◆ Instructions for the task ◆
For each line in the data that includes "this", make a copy.

Page and application data records

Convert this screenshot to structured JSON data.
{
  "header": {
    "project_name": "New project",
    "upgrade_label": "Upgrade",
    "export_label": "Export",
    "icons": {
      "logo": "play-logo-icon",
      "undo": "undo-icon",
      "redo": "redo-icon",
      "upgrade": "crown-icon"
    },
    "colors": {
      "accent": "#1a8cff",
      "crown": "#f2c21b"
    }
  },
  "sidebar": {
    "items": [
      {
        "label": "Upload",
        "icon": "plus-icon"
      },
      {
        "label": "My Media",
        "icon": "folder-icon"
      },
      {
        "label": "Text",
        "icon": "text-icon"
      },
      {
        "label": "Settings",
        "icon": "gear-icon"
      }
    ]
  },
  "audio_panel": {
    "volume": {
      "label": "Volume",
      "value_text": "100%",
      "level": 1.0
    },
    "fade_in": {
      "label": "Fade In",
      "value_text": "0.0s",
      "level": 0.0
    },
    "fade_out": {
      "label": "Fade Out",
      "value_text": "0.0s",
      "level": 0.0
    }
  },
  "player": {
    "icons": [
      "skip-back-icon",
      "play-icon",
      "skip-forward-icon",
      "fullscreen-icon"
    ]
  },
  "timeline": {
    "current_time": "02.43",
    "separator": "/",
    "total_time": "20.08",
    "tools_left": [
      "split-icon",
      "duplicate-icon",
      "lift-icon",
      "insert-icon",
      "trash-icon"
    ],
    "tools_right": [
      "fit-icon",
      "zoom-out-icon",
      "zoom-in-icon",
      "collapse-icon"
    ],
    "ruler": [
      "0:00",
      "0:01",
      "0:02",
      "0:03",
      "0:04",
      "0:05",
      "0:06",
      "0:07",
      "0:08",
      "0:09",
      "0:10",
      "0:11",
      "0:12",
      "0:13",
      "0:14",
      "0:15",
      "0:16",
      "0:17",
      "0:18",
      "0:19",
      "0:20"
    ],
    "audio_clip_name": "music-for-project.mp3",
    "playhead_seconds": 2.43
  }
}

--

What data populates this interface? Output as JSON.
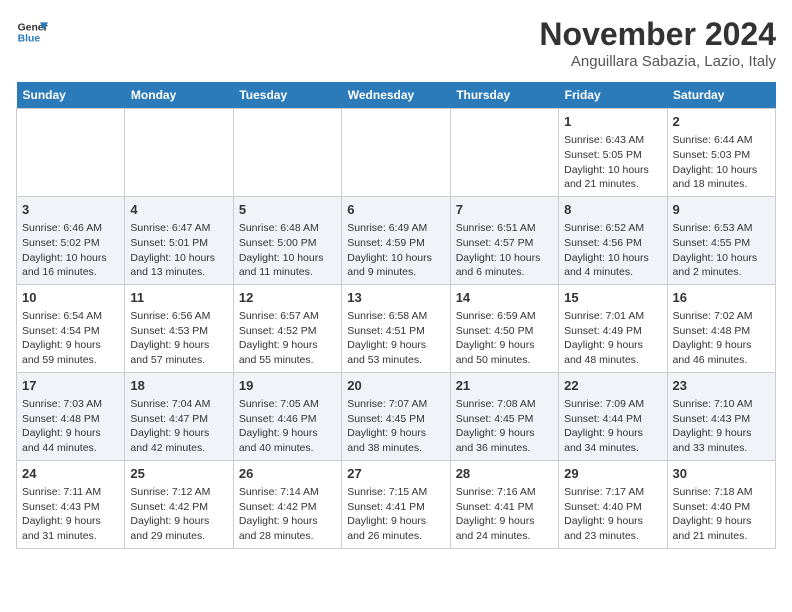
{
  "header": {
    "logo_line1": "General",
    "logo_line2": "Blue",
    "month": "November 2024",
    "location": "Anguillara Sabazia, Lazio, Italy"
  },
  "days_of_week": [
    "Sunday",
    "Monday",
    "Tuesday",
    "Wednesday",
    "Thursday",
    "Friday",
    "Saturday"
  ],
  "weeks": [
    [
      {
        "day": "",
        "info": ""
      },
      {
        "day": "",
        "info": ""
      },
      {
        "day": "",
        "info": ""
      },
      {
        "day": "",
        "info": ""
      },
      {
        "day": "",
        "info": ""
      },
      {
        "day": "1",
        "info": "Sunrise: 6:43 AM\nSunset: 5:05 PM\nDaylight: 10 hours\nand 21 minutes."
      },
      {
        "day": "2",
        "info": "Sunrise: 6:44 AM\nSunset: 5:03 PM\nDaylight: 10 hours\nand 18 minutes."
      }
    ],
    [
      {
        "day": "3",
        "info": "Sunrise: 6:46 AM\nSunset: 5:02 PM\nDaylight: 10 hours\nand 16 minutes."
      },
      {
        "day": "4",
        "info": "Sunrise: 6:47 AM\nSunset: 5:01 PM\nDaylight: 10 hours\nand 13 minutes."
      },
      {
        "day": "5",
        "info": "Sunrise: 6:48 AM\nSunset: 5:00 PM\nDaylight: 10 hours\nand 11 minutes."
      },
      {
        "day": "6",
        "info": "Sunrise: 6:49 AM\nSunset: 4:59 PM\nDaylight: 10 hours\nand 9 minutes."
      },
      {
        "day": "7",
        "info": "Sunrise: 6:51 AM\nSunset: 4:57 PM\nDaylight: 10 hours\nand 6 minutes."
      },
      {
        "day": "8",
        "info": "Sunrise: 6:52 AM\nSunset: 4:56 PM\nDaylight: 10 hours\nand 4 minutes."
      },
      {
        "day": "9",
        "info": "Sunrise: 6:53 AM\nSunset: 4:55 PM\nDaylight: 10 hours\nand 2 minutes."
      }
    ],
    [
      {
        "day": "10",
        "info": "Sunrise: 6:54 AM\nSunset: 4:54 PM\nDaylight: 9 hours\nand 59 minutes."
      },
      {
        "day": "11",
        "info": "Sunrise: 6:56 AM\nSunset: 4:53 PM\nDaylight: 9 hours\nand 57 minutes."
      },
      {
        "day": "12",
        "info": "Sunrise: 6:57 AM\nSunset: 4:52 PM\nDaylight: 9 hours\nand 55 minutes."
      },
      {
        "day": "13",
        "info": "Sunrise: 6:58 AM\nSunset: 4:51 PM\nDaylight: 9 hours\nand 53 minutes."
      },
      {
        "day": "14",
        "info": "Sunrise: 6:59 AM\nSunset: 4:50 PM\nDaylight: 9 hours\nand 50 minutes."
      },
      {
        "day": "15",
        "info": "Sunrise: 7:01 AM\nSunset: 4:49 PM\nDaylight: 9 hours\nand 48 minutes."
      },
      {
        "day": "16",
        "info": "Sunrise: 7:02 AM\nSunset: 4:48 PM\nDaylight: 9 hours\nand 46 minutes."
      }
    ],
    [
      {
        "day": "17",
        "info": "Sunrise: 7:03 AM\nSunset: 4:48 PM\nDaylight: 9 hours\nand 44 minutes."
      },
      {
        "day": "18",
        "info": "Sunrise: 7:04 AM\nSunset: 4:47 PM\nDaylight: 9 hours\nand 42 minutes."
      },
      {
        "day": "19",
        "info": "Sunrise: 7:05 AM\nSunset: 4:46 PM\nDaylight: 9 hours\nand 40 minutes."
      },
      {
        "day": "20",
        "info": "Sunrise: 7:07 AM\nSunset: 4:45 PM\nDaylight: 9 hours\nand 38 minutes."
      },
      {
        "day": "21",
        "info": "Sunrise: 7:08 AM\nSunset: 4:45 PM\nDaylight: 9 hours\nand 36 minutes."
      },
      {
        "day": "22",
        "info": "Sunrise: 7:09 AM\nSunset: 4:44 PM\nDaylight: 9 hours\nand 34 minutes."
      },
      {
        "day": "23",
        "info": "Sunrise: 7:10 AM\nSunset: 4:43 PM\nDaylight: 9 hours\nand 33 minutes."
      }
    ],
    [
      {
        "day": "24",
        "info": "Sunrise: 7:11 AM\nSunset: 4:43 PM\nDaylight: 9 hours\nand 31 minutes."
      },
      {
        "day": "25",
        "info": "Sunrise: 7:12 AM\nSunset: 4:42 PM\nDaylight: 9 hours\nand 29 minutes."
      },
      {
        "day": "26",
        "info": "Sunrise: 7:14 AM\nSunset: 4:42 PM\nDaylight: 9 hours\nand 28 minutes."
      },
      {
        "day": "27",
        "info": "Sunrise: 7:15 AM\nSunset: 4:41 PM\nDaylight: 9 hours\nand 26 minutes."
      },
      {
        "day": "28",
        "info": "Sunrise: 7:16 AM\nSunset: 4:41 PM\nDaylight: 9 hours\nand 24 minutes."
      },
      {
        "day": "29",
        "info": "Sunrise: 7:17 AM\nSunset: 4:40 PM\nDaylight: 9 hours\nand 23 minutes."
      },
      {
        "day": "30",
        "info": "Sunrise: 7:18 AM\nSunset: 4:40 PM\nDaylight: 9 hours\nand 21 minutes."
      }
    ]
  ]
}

◆ Finished task ◆
Convert this screenshot to structured JSON data.
What data populates this interface? Output as JSON.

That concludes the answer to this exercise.